Saved data entries:
★ ★ ★
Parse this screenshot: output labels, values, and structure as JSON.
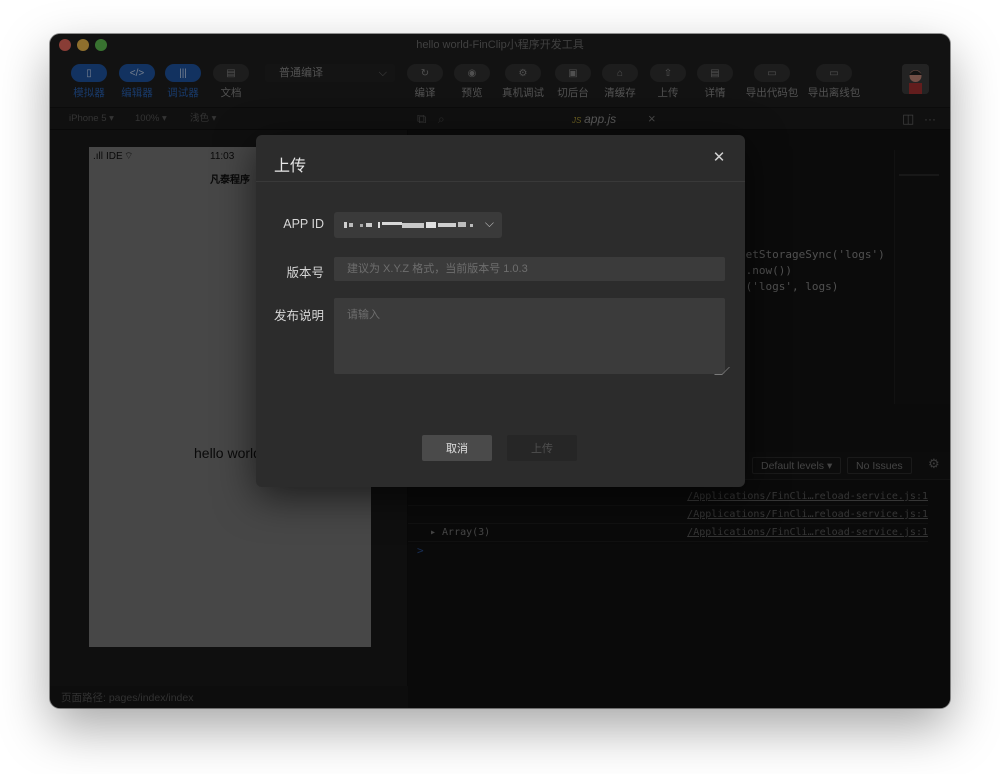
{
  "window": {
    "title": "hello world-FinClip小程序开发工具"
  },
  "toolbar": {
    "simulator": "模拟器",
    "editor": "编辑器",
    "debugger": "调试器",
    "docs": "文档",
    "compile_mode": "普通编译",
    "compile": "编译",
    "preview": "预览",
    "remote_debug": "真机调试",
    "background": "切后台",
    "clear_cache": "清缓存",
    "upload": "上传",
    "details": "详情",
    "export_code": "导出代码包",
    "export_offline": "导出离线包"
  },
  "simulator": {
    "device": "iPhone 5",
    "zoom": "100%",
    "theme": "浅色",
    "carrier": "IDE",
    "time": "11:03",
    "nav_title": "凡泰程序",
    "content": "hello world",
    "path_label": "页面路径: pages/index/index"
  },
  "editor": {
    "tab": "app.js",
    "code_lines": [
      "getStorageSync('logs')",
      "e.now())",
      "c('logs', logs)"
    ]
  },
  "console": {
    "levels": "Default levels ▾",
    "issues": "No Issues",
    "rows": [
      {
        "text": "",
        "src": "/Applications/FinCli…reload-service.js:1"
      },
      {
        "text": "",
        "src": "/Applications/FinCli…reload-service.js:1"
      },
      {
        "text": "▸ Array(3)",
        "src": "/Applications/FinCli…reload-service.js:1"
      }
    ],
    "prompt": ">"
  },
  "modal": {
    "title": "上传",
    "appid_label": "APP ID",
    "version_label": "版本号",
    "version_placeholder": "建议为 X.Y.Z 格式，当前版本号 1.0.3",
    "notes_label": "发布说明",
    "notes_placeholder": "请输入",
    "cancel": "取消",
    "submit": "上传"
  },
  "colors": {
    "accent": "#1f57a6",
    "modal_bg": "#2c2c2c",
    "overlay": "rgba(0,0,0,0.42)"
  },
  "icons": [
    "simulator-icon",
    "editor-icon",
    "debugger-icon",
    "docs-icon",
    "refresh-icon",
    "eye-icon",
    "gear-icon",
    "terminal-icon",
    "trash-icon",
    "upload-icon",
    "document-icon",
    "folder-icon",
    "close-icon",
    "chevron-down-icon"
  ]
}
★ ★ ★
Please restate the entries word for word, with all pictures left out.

Parse this screenshot: output labels, values, and structure as JSON.
{
  "window": {
    "title": "hello world-FinClip小程序开发工具"
  },
  "toolbar": {
    "simulator": "模拟器",
    "editor": "编辑器",
    "debugger": "调试器",
    "docs": "文档",
    "compile_mode": "普通编译",
    "compile": "编译",
    "preview": "预览",
    "remote_debug": "真机调试",
    "background": "切后台",
    "clear_cache": "清缓存",
    "upload": "上传",
    "details": "详情",
    "export_code": "导出代码包",
    "export_offline": "导出离线包"
  },
  "simulator": {
    "device": "iPhone 5",
    "zoom": "100%",
    "theme": "浅色",
    "carrier": "IDE",
    "time": "11:03",
    "nav_title": "凡泰程序",
    "content": "hello world",
    "path_label": "页面路径: pages/index/index"
  },
  "editor": {
    "tab": "app.js",
    "code_lines": [
      "getStorageSync('logs')",
      "e.now())",
      "c('logs', logs)"
    ]
  },
  "console": {
    "levels": "Default levels ▾",
    "issues": "No Issues",
    "rows": [
      {
        "text": "",
        "src": "/Applications/FinCli…reload-service.js:1"
      },
      {
        "text": "",
        "src": "/Applications/FinCli…reload-service.js:1"
      },
      {
        "text": "▸ Array(3)",
        "src": "/Applications/FinCli…reload-service.js:1"
      }
    ],
    "prompt": ">"
  },
  "modal": {
    "title": "上传",
    "appid_label": "APP ID",
    "version_label": "版本号",
    "version_placeholder": "建议为 X.Y.Z 格式，当前版本号 1.0.3",
    "notes_label": "发布说明",
    "notes_placeholder": "请输入",
    "cancel": "取消",
    "submit": "上传"
  },
  "colors": {
    "accent": "#1f57a6",
    "modal_bg": "#2c2c2c",
    "overlay": "rgba(0,0,0,0.42)"
  },
  "icons": [
    "simulator-icon",
    "editor-icon",
    "debugger-icon",
    "docs-icon",
    "refresh-icon",
    "eye-icon",
    "gear-icon",
    "terminal-icon",
    "trash-icon",
    "upload-icon",
    "document-icon",
    "folder-icon",
    "close-icon",
    "chevron-down-icon"
  ]
}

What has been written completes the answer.